The Ombudsman Advocacy Services have operated a volunteer program with a director to officially advocate and help those in long-term care facilities in Inyo and Mono. Recently, the Inyo County contract for these services went out for requests for qualifications and an award. California Indian Legal Services in Bishop won the contract over the long-time Ombudsman Services group. That group appealed to the State of California Health Department which then ordered Inyo County to go back out to bid with more refined requirements.
Inyo Health and Human Services Director Jean Turner recommended to the Board of Supervisors that she could create an in-house ombudsman program. The Supervisors asked her to come back with a plan. Turner said that the Ombudsman Program requires volunteers. She said that there will be training for volunteers who can then serve more than the ombudsman services. Turner said for instance, the volunteers could serve as back-up for delivery of meals and as home visitors to keep track of the elderly as they may have more needs over time. Turner also said that possibly some contractors currently involved may play a part.

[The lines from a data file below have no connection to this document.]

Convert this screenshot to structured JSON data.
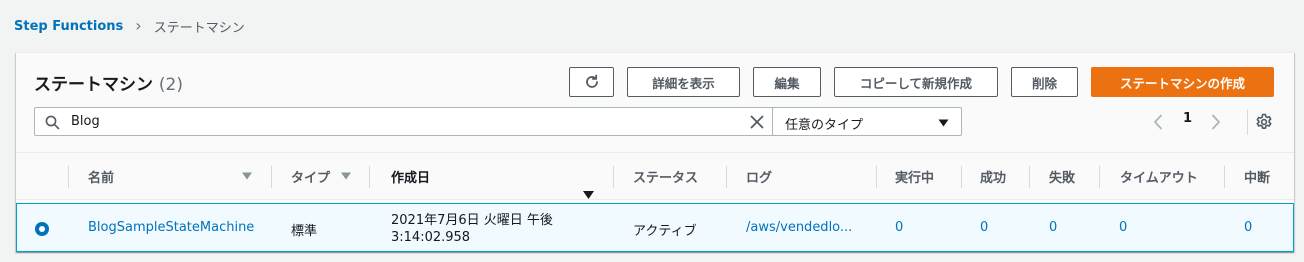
{
  "breadcrumb": {
    "root": "Step Functions",
    "separator": "›",
    "current": "ステートマシン"
  },
  "header": {
    "title": "ステートマシン",
    "count": "(2)",
    "buttons": {
      "refresh_icon": "refresh-icon",
      "details": "詳細を表示",
      "edit": "編集",
      "copy_new": "コピーして新規作成",
      "delete": "削除",
      "create": "ステートマシンの作成"
    },
    "search": {
      "value": "Blog"
    },
    "type_filter": {
      "value": "任意のタイプ"
    },
    "pagination": {
      "page": "1"
    }
  },
  "table": {
    "columns": {
      "name": "名前",
      "type": "タイプ",
      "created": "作成日",
      "status": "ステータス",
      "log": "ログ",
      "running": "実行中",
      "succeeded": "成功",
      "failed": "失敗",
      "timed_out": "タイムアウト",
      "aborted": "中断"
    },
    "rows": [
      {
        "name": "BlogSampleStateMachine",
        "type": "標準",
        "created_line1": "2021年7月6日 火曜日 午後",
        "created_line2": "3:14:02.958",
        "status": "アクティブ",
        "log": "/aws/vendedlo...",
        "running": "0",
        "succeeded": "0",
        "failed": "0",
        "timed_out": "0",
        "aborted": "0"
      }
    ]
  },
  "colors": {
    "link": "#0073bb",
    "primary": "#ec7211",
    "selected_row": "#f1faff",
    "selected_border": "#00a1c9"
  }
}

Meanwhile, the current Ombudsman Program will continue to function through March. Another senior citizen service, the Senior Legal Program, still goes through changes. California Indian Legal Service in conjunction with Inyo County has long provided senior citizen assistance on many issues through paralegal, Jennifer Duncan. When Duncan, who also sits on the senior advisory council to the Board of Supervisors, spoke in a public comment session about the growing funding needs for the Senior Legal Program, Inyo County Counsel Randy Keller called it a conflict of interest which disqualified CILS from getting the funding for the program. Keller admitted that it seemed like a technicality but said the state conflict of interest law is strict and doesn’t allow an advisory council member to also advocate for funding his or her own program. Keller said he knows Ms. Duncan did not intend to create a conflict. CILS appealed this decision, but the Board of Supervisors sided with their County Counsel. So, the long-time service as it was for many years has ended. An attorney or legal person from out of the area has submitted a bid and was the only bidder.